Michael Jordan, Ozzie Smith, Tony Dorsett, Emmitt Smith, and Julius Erving. These were some of my favorite athletes when I was a kid. They were heroes to me.
I wanted to "Be Like Mike"
I followed everything they did. I wanted to play like them, I wanted to be like them, I wanted to dress like them and I wanted to do what they did. I sang right along with the Gatorade commercial, Be Like Mike. So, when I see news like Aaron Hernandez, or (insert random athlete name with legal troubles) it cuts me deep because I know there is some kid out there who viewed Hernandez like I did Mike, or Tony Dorsett, or Ozzie. The news is probably shocking, confusing, and heart breaking.
News travels fast today, especially bad news
My kids and their generation live in a world where the good and bad of every athlete is shared in real time and in detail. Unfortunately, as much good as there is, it seems there is as much bad, if not more. So what happens when your kid's favorite player is Aaron Hernandez, or an "Aaron Hernandez?" What do you say to your kids? What do you say to the players on the youth team you coach?
What are your kids learning from you?
You are reading the CoachUp blog, so you probably love sports like me. And like me you probably get very emotional when watching sports. You cheer your favorite teams on and feel great when they win, and probably feel terrible when they lose. And like me your kids are probably watching you through it all. They are probably doing what you do.
You are their most influential role model
As you watch sports with your kids, coach youth teams, and talk to them about sports, keep in mind you are very influential as their parent or coach. You may not have a Super Bowl ring, MVP trophy, or lead the league in touchdowns, but what you say and do impacts what your kids and players say and do. So when you put an athlete on a pedestal, even unintentionally, your kids and players will believe it is okay to do so. Just the same when you trash talk an athlete, they will feel that is what you do. Make sure you keep sports in the proper perspective, no matter how much you love a sport, or team. Below are 3 things to consider when talking to your kids about Aaron Hernandez, and trying to keep sports in proper perspective.

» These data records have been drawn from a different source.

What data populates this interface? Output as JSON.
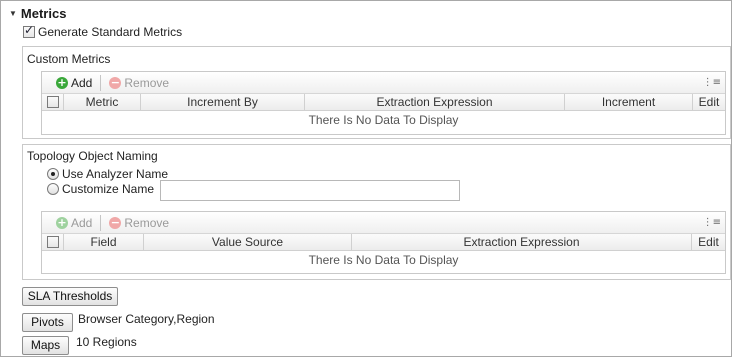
{
  "metrics": {
    "title": "Metrics",
    "generate_label": "Generate Standard Metrics",
    "generate_checked": true
  },
  "custom_metrics": {
    "title": "Custom Metrics",
    "toolbar": {
      "add": "Add",
      "remove": "Remove"
    },
    "columns": [
      "Metric",
      "Increment By",
      "Extraction Expression",
      "Increment",
      "Edit"
    ],
    "empty_text": "There Is No Data To Display"
  },
  "topology": {
    "title": "Topology Object Naming",
    "use_analyzer": "Use Analyzer Name",
    "customize": "Customize Name",
    "selected": "use_analyzer",
    "customize_value": "",
    "toolbar": {
      "add": "Add",
      "remove": "Remove"
    },
    "columns": [
      "Field",
      "Value Source",
      "Extraction Expression",
      "Edit"
    ],
    "empty_text": "There Is No Data To Display"
  },
  "buttons": {
    "sla": "SLA Thresholds",
    "pivots": "Pivots",
    "pivots_value": "Browser Category,Region",
    "maps": "Maps",
    "maps_value": "10 Regions"
  }
}
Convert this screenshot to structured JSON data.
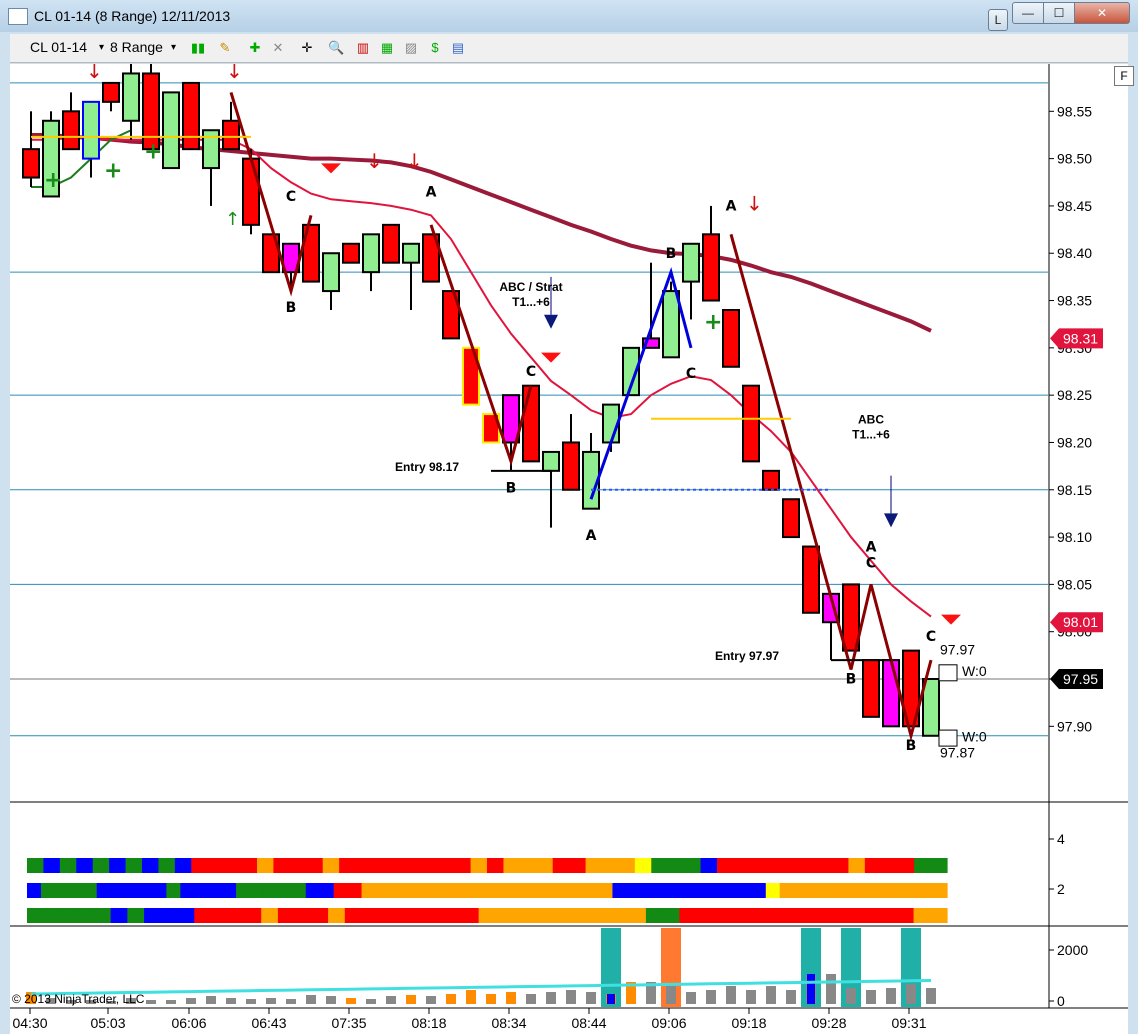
{
  "window": {
    "title": "CL 01-14 (8 Range)  12/11/2013",
    "buttons": {
      "l": "L",
      "min": "—",
      "max": "☐",
      "close": "✕"
    },
    "frame_color": "#b9d2e8"
  },
  "toolbar": {
    "instrument": "CL 01-14",
    "period": "8 Range",
    "icons": [
      "bar-style-icon",
      "pencil-draw-icon",
      "zoom-in-icon",
      "zoom-out-icon",
      "crosshair-icon",
      "magnifier-icon",
      "indicators-icon",
      "strategies-icon",
      "dollar-icon",
      "properties-icon"
    ]
  },
  "chart_data": {
    "type": "candlestick",
    "ylim": [
      97.82,
      98.6
    ],
    "yticks": [
      "98.55",
      "98.50",
      "98.45",
      "98.40",
      "98.35",
      "98.30",
      "98.25",
      "98.20",
      "98.15",
      "98.10",
      "98.05",
      "98.00",
      "97.95",
      "97.90"
    ],
    "xticks": [
      "04:30",
      "05:03",
      "06:06",
      "06:43",
      "07:35",
      "08:18",
      "08:34",
      "08:44",
      "09:06",
      "09:18",
      "09:28",
      "09:31"
    ],
    "price_labels": [
      {
        "text": "98.31",
        "value": 98.31,
        "color": "#e0143c"
      },
      {
        "text": "98.01",
        "value": 98.01,
        "color": "#e0143c"
      },
      {
        "text": "97.95",
        "value": 97.95,
        "color": "#000000"
      }
    ],
    "candles": [
      {
        "o": 98.48,
        "h": 98.55,
        "l": 98.47,
        "c": 98.51,
        "col": "red"
      },
      {
        "o": 98.46,
        "h": 98.55,
        "l": 98.46,
        "c": 98.54,
        "col": "green"
      },
      {
        "o": 98.55,
        "h": 98.57,
        "l": 98.51,
        "c": 98.51,
        "col": "red"
      },
      {
        "o": 98.5,
        "h": 98.56,
        "l": 98.48,
        "c": 98.56,
        "col": "green",
        "outline": "blue"
      },
      {
        "o": 98.58,
        "h": 98.58,
        "l": 98.55,
        "c": 98.56,
        "col": "red"
      },
      {
        "o": 98.54,
        "h": 98.6,
        "l": 98.52,
        "c": 98.59,
        "col": "green"
      },
      {
        "o": 98.59,
        "h": 98.6,
        "l": 98.51,
        "c": 98.51,
        "col": "red"
      },
      {
        "o": 98.49,
        "h": 98.57,
        "l": 98.49,
        "c": 98.57,
        "col": "green"
      },
      {
        "o": 98.58,
        "h": 98.58,
        "l": 98.51,
        "c": 98.51,
        "col": "red"
      },
      {
        "o": 98.49,
        "h": 98.53,
        "l": 98.45,
        "c": 98.53,
        "col": "green"
      },
      {
        "o": 98.54,
        "h": 98.56,
        "l": 98.51,
        "c": 98.51,
        "col": "red"
      },
      {
        "o": 98.5,
        "h": 98.51,
        "l": 98.42,
        "c": 98.43,
        "col": "red"
      },
      {
        "o": 98.42,
        "h": 98.42,
        "l": 98.38,
        "c": 98.38,
        "col": "red"
      },
      {
        "o": 98.38,
        "h": 98.41,
        "l": 98.36,
        "c": 98.41,
        "col": "magenta"
      },
      {
        "o": 98.43,
        "h": 98.43,
        "l": 98.37,
        "c": 98.37,
        "col": "red"
      },
      {
        "o": 98.36,
        "h": 98.4,
        "l": 98.34,
        "c": 98.4,
        "col": "green"
      },
      {
        "o": 98.41,
        "h": 98.41,
        "l": 98.39,
        "c": 98.39,
        "col": "red"
      },
      {
        "o": 98.38,
        "h": 98.42,
        "l": 98.36,
        "c": 98.42,
        "col": "green"
      },
      {
        "o": 98.43,
        "h": 98.43,
        "l": 98.39,
        "c": 98.39,
        "col": "red"
      },
      {
        "o": 98.39,
        "h": 98.41,
        "l": 98.34,
        "c": 98.41,
        "col": "green"
      },
      {
        "o": 98.42,
        "h": 98.42,
        "l": 98.37,
        "c": 98.37,
        "col": "red"
      },
      {
        "o": 98.36,
        "h": 98.36,
        "l": 98.31,
        "c": 98.31,
        "col": "red"
      },
      {
        "o": 98.3,
        "h": 98.3,
        "l": 98.24,
        "c": 98.24,
        "col": "red",
        "outline": "yellow"
      },
      {
        "o": 98.23,
        "h": 98.23,
        "l": 98.2,
        "c": 98.2,
        "col": "red",
        "outline": "yellow"
      },
      {
        "o": 98.2,
        "h": 98.25,
        "l": 98.17,
        "c": 98.25,
        "col": "magenta"
      },
      {
        "o": 98.26,
        "h": 98.26,
        "l": 98.18,
        "c": 98.18,
        "col": "red"
      },
      {
        "o": 98.17,
        "h": 98.19,
        "l": 98.11,
        "c": 98.19,
        "col": "green"
      },
      {
        "o": 98.2,
        "h": 98.23,
        "l": 98.15,
        "c": 98.15,
        "col": "red"
      },
      {
        "o": 98.13,
        "h": 98.21,
        "l": 98.13,
        "c": 98.19,
        "col": "green"
      },
      {
        "o": 98.2,
        "h": 98.24,
        "l": 98.19,
        "c": 98.24,
        "col": "green"
      },
      {
        "o": 98.25,
        "h": 98.3,
        "l": 98.25,
        "c": 98.3,
        "col": "green"
      },
      {
        "o": 98.3,
        "h": 98.39,
        "l": 98.3,
        "c": 98.31,
        "col": "magenta"
      },
      {
        "o": 98.29,
        "h": 98.37,
        "l": 98.29,
        "c": 98.36,
        "col": "green"
      },
      {
        "o": 98.37,
        "h": 98.41,
        "l": 98.33,
        "c": 98.41,
        "col": "green"
      },
      {
        "o": 98.42,
        "h": 98.45,
        "l": 98.35,
        "c": 98.35,
        "col": "red"
      },
      {
        "o": 98.34,
        "h": 98.34,
        "l": 98.28,
        "c": 98.28,
        "col": "red"
      },
      {
        "o": 98.26,
        "h": 98.26,
        "l": 98.18,
        "c": 98.18,
        "col": "red"
      },
      {
        "o": 98.17,
        "h": 98.17,
        "l": 98.15,
        "c": 98.15,
        "col": "red"
      },
      {
        "o": 98.14,
        "h": 98.14,
        "l": 98.1,
        "c": 98.1,
        "col": "red"
      },
      {
        "o": 98.09,
        "h": 98.09,
        "l": 98.02,
        "c": 98.02,
        "col": "red"
      },
      {
        "o": 98.01,
        "h": 98.04,
        "l": 97.97,
        "c": 98.04,
        "col": "magenta"
      },
      {
        "o": 98.05,
        "h": 98.05,
        "l": 97.98,
        "c": 97.98,
        "col": "red"
      },
      {
        "o": 97.97,
        "h": 97.97,
        "l": 97.91,
        "c": 97.91,
        "col": "red"
      },
      {
        "o": 97.9,
        "h": 97.97,
        "l": 97.9,
        "c": 97.97,
        "col": "magenta"
      },
      {
        "o": 97.98,
        "h": 97.98,
        "l": 97.9,
        "c": 97.9,
        "col": "red"
      },
      {
        "o": 97.89,
        "h": 97.95,
        "l": 97.89,
        "c": 97.95,
        "col": "green"
      }
    ],
    "ma_slow": [
      98.525,
      98.525,
      98.523,
      98.522,
      98.52,
      98.518,
      98.517,
      98.515,
      98.512,
      98.51,
      98.508,
      98.506,
      98.504,
      98.502,
      98.5,
      98.5,
      98.499,
      98.498,
      98.496,
      98.492,
      98.486,
      98.478,
      98.47,
      98.462,
      98.454,
      98.446,
      98.438,
      98.43,
      98.423,
      98.415,
      98.408,
      98.403,
      98.4,
      98.399,
      98.397,
      98.393,
      98.387,
      98.38,
      98.375,
      98.368,
      98.36,
      98.352,
      98.344,
      98.336,
      98.328,
      98.318
    ],
    "ma_fast": [
      98.52,
      98.52,
      98.522,
      98.522,
      98.52,
      98.52,
      98.52,
      98.52,
      98.52,
      98.52,
      98.52,
      98.51,
      98.49,
      98.475,
      98.463,
      98.457,
      98.455,
      98.453,
      98.45,
      98.446,
      98.44,
      98.415,
      98.38,
      98.345,
      98.315,
      98.29,
      98.265,
      98.25,
      98.234,
      98.226,
      98.23,
      98.25,
      98.262,
      98.27,
      98.266,
      98.25,
      98.23,
      98.212,
      98.19,
      98.16,
      98.13,
      98.1,
      98.075,
      98.05,
      98.032,
      98.016
    ],
    "ma_green": [
      98.47,
      98.47,
      98.48,
      98.5,
      98.52,
      98.53
    ],
    "horizontal_lines": [
      98.58,
      98.38,
      98.25,
      98.15,
      98.05,
      97.95,
      97.89
    ],
    "texts": [
      {
        "text": "A",
        "i": 9,
        "v": 98.605
      },
      {
        "text": "C",
        "i": 13,
        "v": 98.455
      },
      {
        "text": "B",
        "i": 13,
        "v": 98.338
      },
      {
        "text": "A",
        "i": 20,
        "v": 98.46
      },
      {
        "text": "C",
        "i": 25,
        "v": 98.27
      },
      {
        "text": "B",
        "i": 24,
        "v": 98.147
      },
      {
        "text": "A",
        "i": 28,
        "v": 98.097
      },
      {
        "text": "B",
        "i": 32,
        "v": 98.395
      },
      {
        "text": "C",
        "i": 33,
        "v": 98.268
      },
      {
        "text": "A",
        "i": 35,
        "v": 98.445
      },
      {
        "text": "A",
        "i": 42,
        "v": 98.085
      },
      {
        "text": "C",
        "i": 42,
        "v": 98.068
      },
      {
        "text": "B",
        "i": 41,
        "v": 97.945
      },
      {
        "text": "C",
        "i": 45,
        "v": 97.99
      },
      {
        "text": "B",
        "i": 44,
        "v": 97.875
      }
    ],
    "notes": [
      {
        "lines": [
          "ABC / Strat",
          "T1...+6"
        ],
        "i": 25,
        "v": 98.36
      },
      {
        "lines": [
          "ABC",
          "T1...+6"
        ],
        "i": 42,
        "v": 98.22
      },
      {
        "lines": [
          "Entry 98.17"
        ],
        "i": 21,
        "v": 98.17
      },
      {
        "lines": [
          "Entry 97.97"
        ],
        "i": 37,
        "v": 97.97
      }
    ],
    "box_labels": {
      "top": "97.97",
      "bottom": "97.87",
      "w_top": "W:0",
      "w_bottom": "W:0"
    },
    "panel2_yticks": [
      "4",
      "2"
    ],
    "panel3_yticks": [
      "2000",
      "0"
    ],
    "copyright": "© 2013 NinjaTrader, LLC"
  }
}
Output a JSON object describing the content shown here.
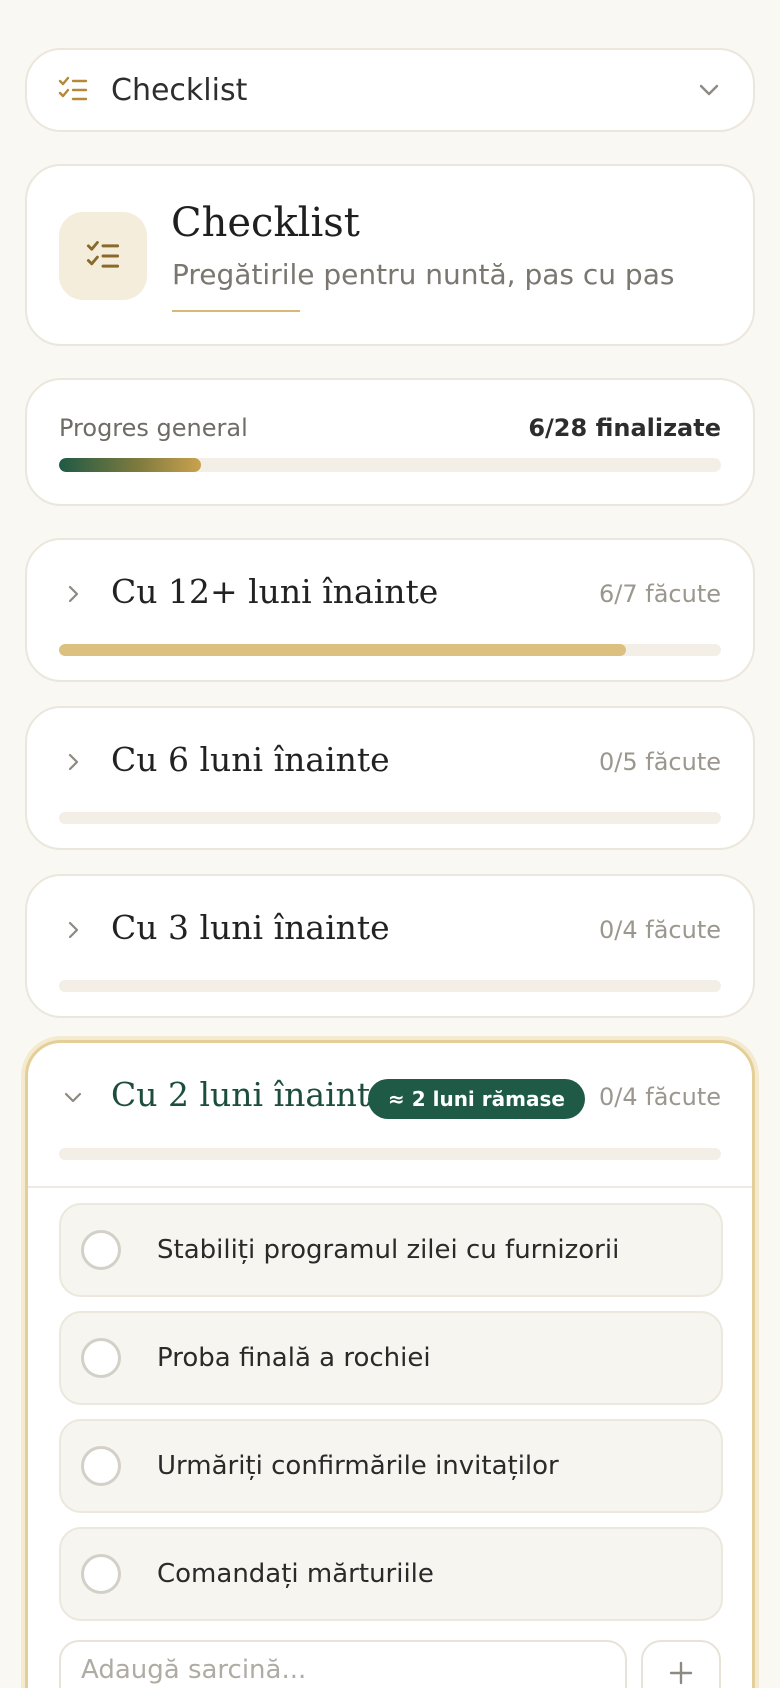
{
  "selector": {
    "label": "Checklist"
  },
  "header": {
    "title": "Checklist",
    "subtitle": "Pregătirile pentru nuntă, pas cu pas"
  },
  "progress": {
    "label": "Progres general",
    "count_text": "6/28 finalizate",
    "done": 6,
    "total": 28
  },
  "sections": [
    {
      "title": "Cu 12+ luni înainte",
      "count_text": "6/7 făcute",
      "done": 6,
      "total": 7,
      "expanded": false
    },
    {
      "title": "Cu 6 luni înainte",
      "count_text": "0/5 făcute",
      "done": 0,
      "total": 5,
      "expanded": false
    },
    {
      "title": "Cu 3 luni înainte",
      "count_text": "0/4 făcute",
      "done": 0,
      "total": 4,
      "expanded": false
    },
    {
      "title": "Cu 2 luni înainte",
      "badge": "≈ 2 luni rămase",
      "count_text": "0/4 făcute",
      "done": 0,
      "total": 4,
      "expanded": true,
      "tasks": [
        "Stabiliți programul zilei cu furnizorii",
        "Proba finală a rochiei",
        "Urmăriți confirmările invitaților",
        "Comandați mărturiile"
      ],
      "add_placeholder": "Adaugă sarcină..."
    }
  ],
  "colors": {
    "accent_green": "#1e5a45",
    "accent_gold": "#dcc07f",
    "background": "#faf8f3"
  },
  "icons": {
    "selector": "checklist-icon",
    "selector_toggle": "chevron-down-icon",
    "collapsed": "chevron-right-icon",
    "expanded": "chevron-down-icon",
    "add": "plus-icon"
  }
}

1) Focus on character and values not stats, wins, or rings
Yes, your kid's favorite player may have the purest jump shot you have ever seen. Or have a bigger clutch gene than Michael Jordan, Kirk Gibson, and Eli Manning put together, but their character and what they value weighs more than it all. Unfortunately, you may never really know what an athlete values or what his/her character is. So, when evaluating athletes they want to be like, help them understand emulating their game is great, but be careful of wanting to emulate them in every area of their life. Especially the areas they have no knowledge of.
2) Take responsibility because mess ups will happen
You mess up, your kids mess up, their friends and teammates mess up. Everybody messes up, on and off the field, this includes their favorite athlete. Emphasize this to your kids, and also emphasize the importance of taking responsibility once you mess up. Whether that is missing the cut-off man, or missing the garbage man and having stinky garbage for an extra week. Don't give the impression that athletes are perfect in all areas, even if they seem to be in their sport. Look for teaching opportunities of athletes and people who've messed up, and taken responsibility. Taking responsibility when you make a mistake is something to look up to.
3) Know what makes a true hero
Talk about true heroes. Find examples of true heroes in the news, in history books, in your own life. True heroes have strong character, take responsibility, but most of all they are selfless. A true hero does for those who can't do for themselves. First responders in the Boston Marathon bombing were real heroes. Firemen and policemen who rushed to the Twin Towers on 9/11 are true heroes. When your kids see true heroes they are less likely to put athletes in that light.
Be proactive beats being reactive
I'll be honest, this was one of the hardest posts I've written. There is no easy way to talk to your kids after their sports "hero" has been accused of taking another person's life or helping someone else do it. Or when he/she has failed a drug test, or anything along those lines. Your best defense is a good offense. Emphasizing the points above as part of your regular parenting, coaching, and mentoring will help you better handle situations like this if they come up in the future. You can then refer back to what you've already taught them.
Now is better than never
If you have not talked to them in the past about these things, or your actions have lead them to think putting an athlete on a pedestal, or in the "trash," there is no better time than now to begin those conversations.
Question: Have you had to have a difficult conversation with your kids or players about an athlete who has been involved in something like this? Jackie Bledsoe, Jr. is a sports parent of three and writes on sports parenting. He has played sports for over 30 years, including the collegiate level, and coached youth sports for the past eight years.